In August and September 2018, prisoners in at least 30 prisons across 16 states engaged in strike actions. Through a quiz, reading, and discussion, students learn some facts about U.S. prisons and recent prison protests.
The U.S. has more people detained while awaiting trial than any other country in the world. In this lesson, students explore the issue of cash bail, why some criminal justice reform advocates argue for ending it, and what has happened in cities and states that have ended cash bail.
Michelle Alexander’s book The New Jim Crow changed the conversation about race, racism, and incarceration in this country. In this activity, students explore Alexander’s argument that our criminal justice system has relegated millions of people of color to a permanent second–class status, and...
Should we abolish prisons? Students learn about and discuss the history of calls for prison abolition and consider alternative approaches, including restorative justice.

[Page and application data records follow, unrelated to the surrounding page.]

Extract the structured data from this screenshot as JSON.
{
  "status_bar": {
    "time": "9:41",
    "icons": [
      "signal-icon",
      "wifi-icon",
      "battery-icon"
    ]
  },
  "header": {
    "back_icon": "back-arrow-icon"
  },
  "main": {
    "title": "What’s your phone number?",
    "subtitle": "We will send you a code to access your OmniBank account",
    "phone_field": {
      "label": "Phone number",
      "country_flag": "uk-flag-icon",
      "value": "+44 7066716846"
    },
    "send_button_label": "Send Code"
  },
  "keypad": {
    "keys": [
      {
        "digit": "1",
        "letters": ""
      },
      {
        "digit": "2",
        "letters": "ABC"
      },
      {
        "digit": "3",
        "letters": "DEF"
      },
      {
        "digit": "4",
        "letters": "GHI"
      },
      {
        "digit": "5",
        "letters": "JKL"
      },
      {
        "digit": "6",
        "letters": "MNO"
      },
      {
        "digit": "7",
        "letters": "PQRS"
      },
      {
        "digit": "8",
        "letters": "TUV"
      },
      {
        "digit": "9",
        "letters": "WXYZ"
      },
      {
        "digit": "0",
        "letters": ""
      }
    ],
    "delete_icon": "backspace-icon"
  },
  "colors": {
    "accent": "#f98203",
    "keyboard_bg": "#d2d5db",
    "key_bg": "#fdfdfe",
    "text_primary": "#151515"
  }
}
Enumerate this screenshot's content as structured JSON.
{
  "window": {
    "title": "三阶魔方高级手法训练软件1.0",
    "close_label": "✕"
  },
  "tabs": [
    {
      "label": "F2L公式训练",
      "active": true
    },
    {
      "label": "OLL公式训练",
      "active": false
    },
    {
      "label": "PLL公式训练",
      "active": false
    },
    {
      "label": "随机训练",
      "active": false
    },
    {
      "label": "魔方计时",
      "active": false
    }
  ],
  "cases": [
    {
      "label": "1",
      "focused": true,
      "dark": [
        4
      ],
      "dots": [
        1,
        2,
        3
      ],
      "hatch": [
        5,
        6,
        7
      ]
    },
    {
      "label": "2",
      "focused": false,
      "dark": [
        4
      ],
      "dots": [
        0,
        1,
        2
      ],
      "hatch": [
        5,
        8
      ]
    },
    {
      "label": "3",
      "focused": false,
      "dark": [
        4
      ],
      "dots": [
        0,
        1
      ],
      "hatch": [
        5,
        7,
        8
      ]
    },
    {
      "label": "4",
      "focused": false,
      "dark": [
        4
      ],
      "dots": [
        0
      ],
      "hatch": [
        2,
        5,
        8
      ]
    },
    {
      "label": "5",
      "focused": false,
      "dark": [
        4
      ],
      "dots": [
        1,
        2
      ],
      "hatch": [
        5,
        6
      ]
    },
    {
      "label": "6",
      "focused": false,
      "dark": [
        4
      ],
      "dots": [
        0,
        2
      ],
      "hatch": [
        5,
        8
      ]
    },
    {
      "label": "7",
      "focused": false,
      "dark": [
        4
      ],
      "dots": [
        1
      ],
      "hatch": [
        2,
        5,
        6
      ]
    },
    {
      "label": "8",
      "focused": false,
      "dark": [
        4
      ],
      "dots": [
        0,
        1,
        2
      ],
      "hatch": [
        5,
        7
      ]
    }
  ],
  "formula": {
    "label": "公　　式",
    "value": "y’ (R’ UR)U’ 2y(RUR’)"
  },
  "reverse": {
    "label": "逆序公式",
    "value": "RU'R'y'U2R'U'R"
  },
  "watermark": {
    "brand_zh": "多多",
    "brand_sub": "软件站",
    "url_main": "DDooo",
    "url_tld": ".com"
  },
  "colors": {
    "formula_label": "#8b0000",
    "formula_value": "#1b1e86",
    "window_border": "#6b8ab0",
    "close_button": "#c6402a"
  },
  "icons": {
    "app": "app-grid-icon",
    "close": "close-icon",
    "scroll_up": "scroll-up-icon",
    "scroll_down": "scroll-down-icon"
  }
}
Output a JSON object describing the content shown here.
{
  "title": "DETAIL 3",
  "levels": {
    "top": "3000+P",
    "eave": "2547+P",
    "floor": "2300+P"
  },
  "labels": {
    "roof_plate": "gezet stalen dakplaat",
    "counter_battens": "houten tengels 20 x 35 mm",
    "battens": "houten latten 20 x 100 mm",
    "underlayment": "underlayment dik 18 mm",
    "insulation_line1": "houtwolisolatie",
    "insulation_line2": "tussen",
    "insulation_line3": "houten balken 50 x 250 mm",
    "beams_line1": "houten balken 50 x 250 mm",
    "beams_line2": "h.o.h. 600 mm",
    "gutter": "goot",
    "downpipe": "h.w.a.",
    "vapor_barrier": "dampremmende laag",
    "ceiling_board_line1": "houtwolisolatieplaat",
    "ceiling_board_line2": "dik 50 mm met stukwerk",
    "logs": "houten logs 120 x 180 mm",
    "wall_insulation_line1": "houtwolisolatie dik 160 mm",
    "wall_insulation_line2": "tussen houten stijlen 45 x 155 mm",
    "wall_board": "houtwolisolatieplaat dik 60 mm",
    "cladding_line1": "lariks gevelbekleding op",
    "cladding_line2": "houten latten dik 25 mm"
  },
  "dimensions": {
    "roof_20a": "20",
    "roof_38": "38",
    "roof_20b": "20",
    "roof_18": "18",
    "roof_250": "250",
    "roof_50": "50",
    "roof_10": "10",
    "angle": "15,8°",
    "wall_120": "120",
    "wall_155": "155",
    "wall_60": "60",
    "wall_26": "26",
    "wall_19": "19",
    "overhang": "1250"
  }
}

Students explore the growing trend of prison privatization and concerns about youth imprisonment.
Two student readings provide a brief history of the Guantanamo Bay detention center, explore arguments for and against the facility, and examine the evolving debate about it during the Obama administration. Discussion questions follow
Two readings and accompanying activities explore whether the torture of prisoners is the result of a few individuals acting alone or of broader government decisions.
Have U.S. forces violated international law in their treatment of prisoners in Iraq, Afghanistan, & Guantanamo? Has that treatment amounted to torture or war crimes? If so, who should be held responsible? Here, we assemble a wide collection of excerpts from original materials to use as a basis for...
The international scandal has raised profound questions for the citizens of our country. Our introductory lesson on the prisoner torture issue includes a student reading and opening and concluding exercises.
A student reading explores the debate over the agency's "enhanced interrogation techniques." Instructions for how to formulate questions for a student inquiry follow.